*What this task involves*.
Without the pictures, return each record as it appears.

[Source records]

::::::

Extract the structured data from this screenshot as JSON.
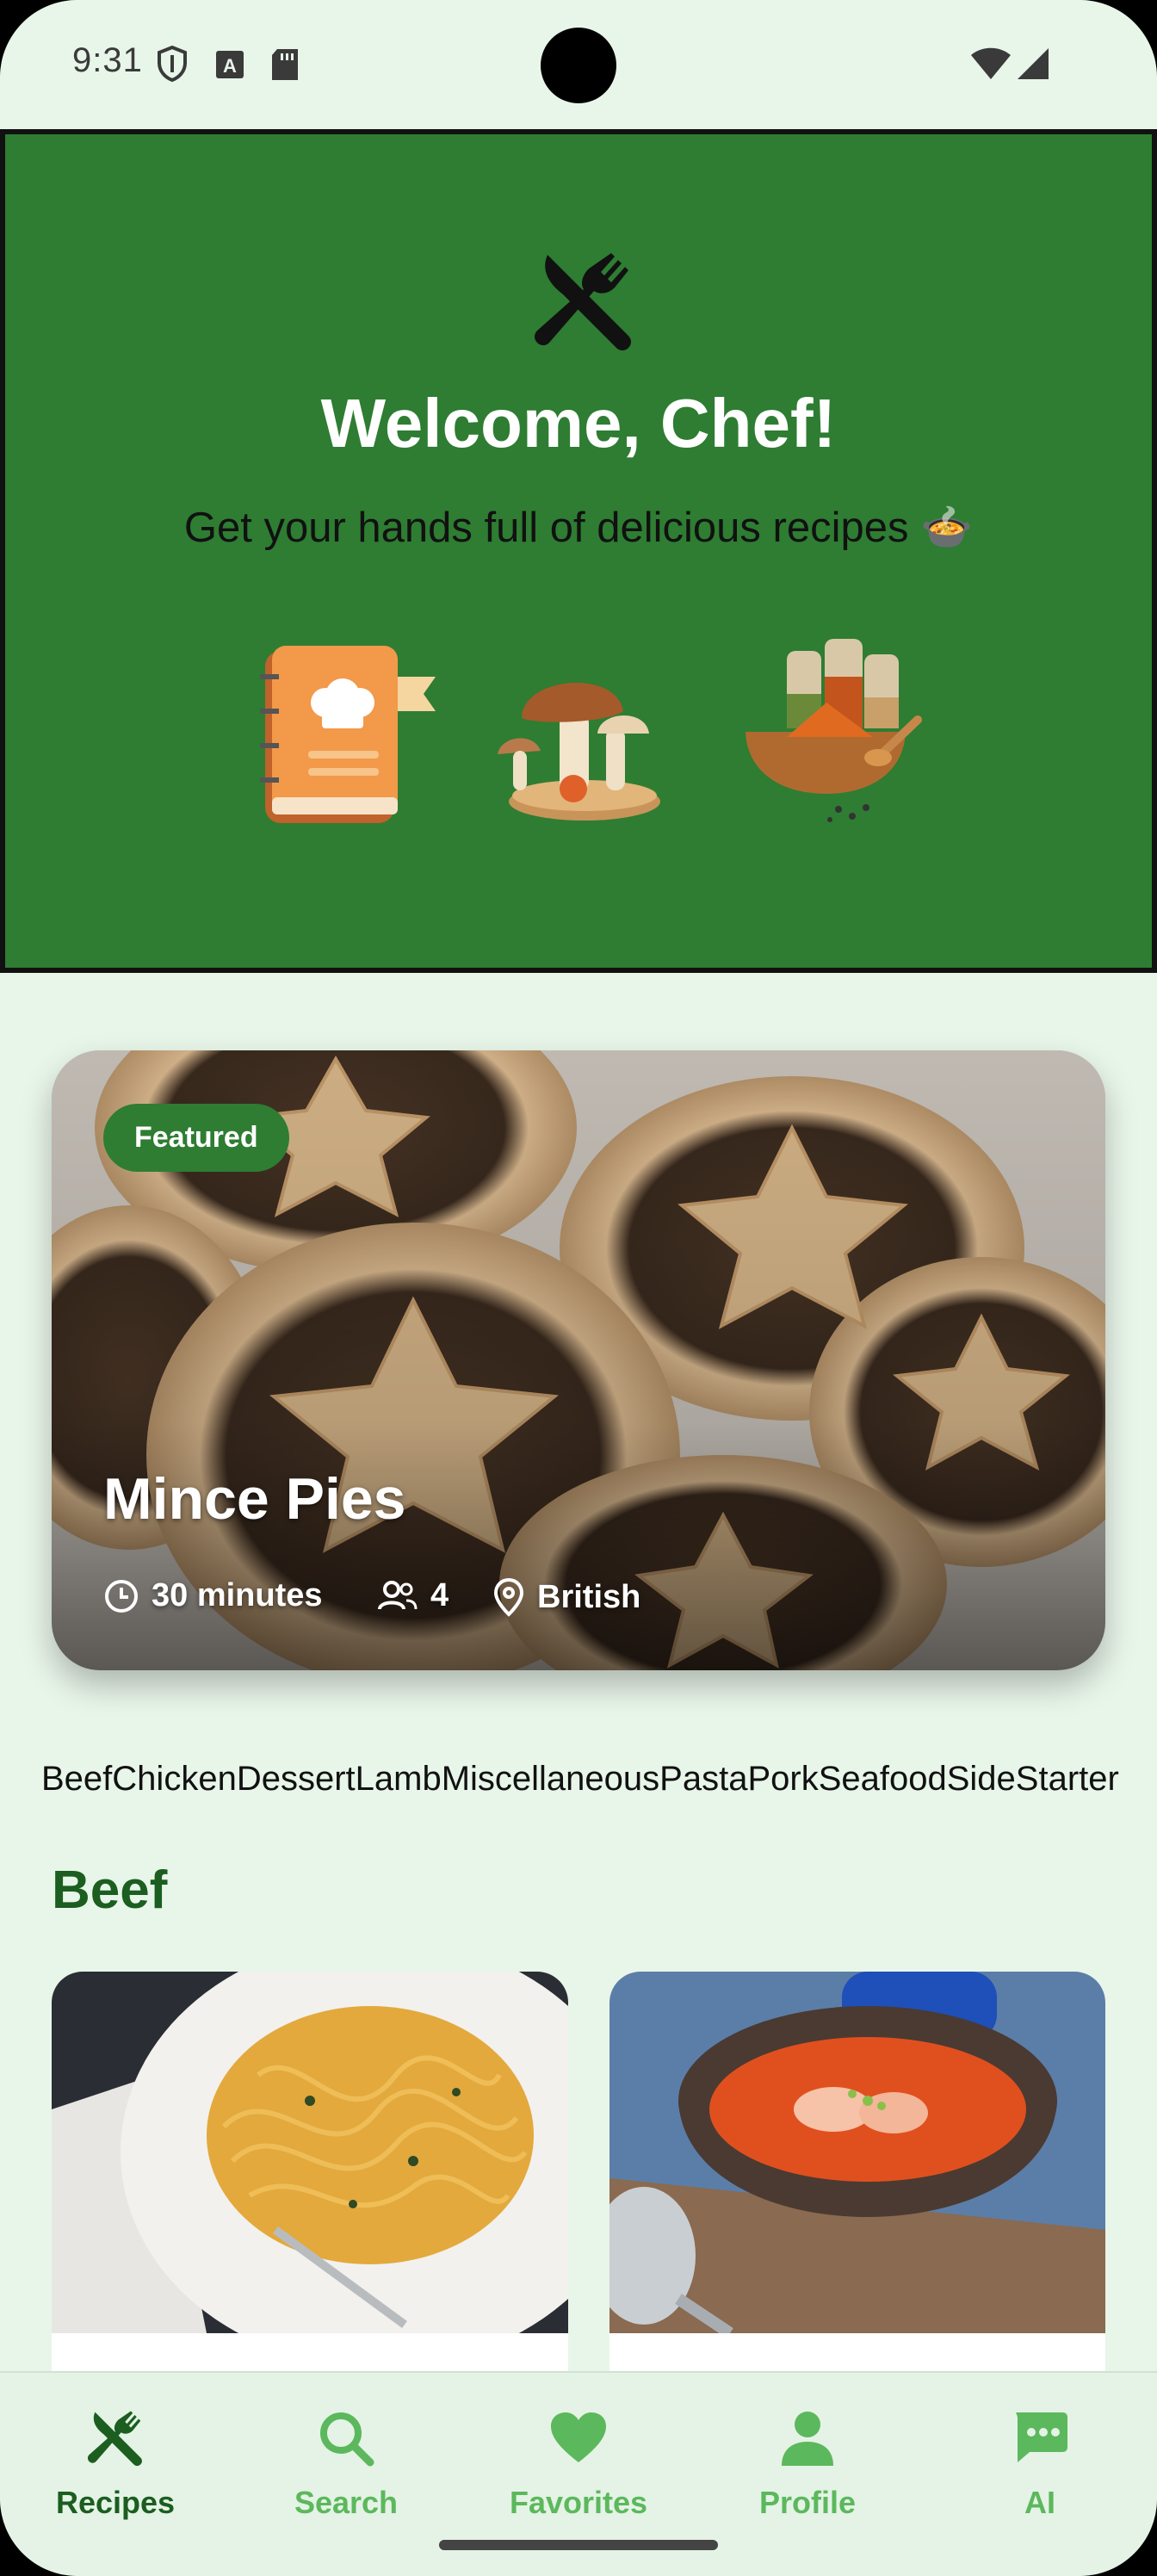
{
  "status_bar": {
    "time": "9:31",
    "icons": [
      "shield-icon",
      "a-icon",
      "sd-card-icon",
      "wifi-icon",
      "signal-icon"
    ]
  },
  "hero": {
    "logo_icon": "fork-knife-icon",
    "title": "Welcome, Chef!",
    "subtitle": "Get your hands full of delicious recipes 🍲",
    "illustrations": [
      "cookbook-icon",
      "mushrooms-icon",
      "spices-icon"
    ],
    "background_color": "#2e7d32"
  },
  "featured": {
    "badge": "Featured",
    "title": "Mince Pies",
    "time": "30 minutes",
    "servings": "4",
    "cuisine": "British"
  },
  "categories": [
    "Beef",
    "Chicken",
    "Dessert",
    "Lamb",
    "Miscellaneous",
    "Pasta",
    "Pork",
    "Seafood",
    "Side",
    "Starter"
  ],
  "section": {
    "title": "Beef"
  },
  "recipes": [
    {
      "image": "pasta-dish-photo"
    },
    {
      "image": "tomato-soup-photo"
    }
  ],
  "bottom_nav": {
    "items": [
      {
        "label": "Recipes",
        "icon": "fork-knife-icon",
        "active": true
      },
      {
        "label": "Search",
        "icon": "search-icon",
        "active": false
      },
      {
        "label": "Favorites",
        "icon": "heart-icon",
        "active": false
      },
      {
        "label": "Profile",
        "icon": "person-icon",
        "active": false
      },
      {
        "label": "AI",
        "icon": "chat-icon",
        "active": false
      }
    ],
    "active_color": "#1b5e20",
    "inactive_color": "#5cb85c"
  }
}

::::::

*Final answer*.
Extract the structured data from this screenshot as JSON.
{
  "status_bar": {
    "time": "9:31",
    "icons": [
      "shield-icon",
      "a-icon",
      "sd-card-icon",
      "wifi-icon",
      "signal-icon"
    ]
  },
  "hero": {
    "logo_icon": "fork-knife-icon",
    "title": "Welcome, Chef!",
    "subtitle": "Get your hands full of delicious recipes 🍲",
    "illustrations": [
      "cookbook-icon",
      "mushrooms-icon",
      "spices-icon"
    ],
    "background_color": "#2e7d32"
  },
  "featured": {
    "badge": "Featured",
    "title": "Mince Pies",
    "time": "30 minutes",
    "servings": "4",
    "cuisine": "British"
  },
  "categories": [
    "Beef",
    "Chicken",
    "Dessert",
    "Lamb",
    "Miscellaneous",
    "Pasta",
    "Pork",
    "Seafood",
    "Side",
    "Starter"
  ],
  "section": {
    "title": "Beef"
  },
  "recipes": [
    {
      "image": "pasta-dish-photo"
    },
    {
      "image": "tomato-soup-photo"
    }
  ],
  "bottom_nav": {
    "items": [
      {
        "label": "Recipes",
        "icon": "fork-knife-icon",
        "active": true
      },
      {
        "label": "Search",
        "icon": "search-icon",
        "active": false
      },
      {
        "label": "Favorites",
        "icon": "heart-icon",
        "active": false
      },
      {
        "label": "Profile",
        "icon": "person-icon",
        "active": false
      },
      {
        "label": "AI",
        "icon": "chat-icon",
        "active": false
      }
    ],
    "active_color": "#1b5e20",
    "inactive_color": "#5cb85c"
  }
}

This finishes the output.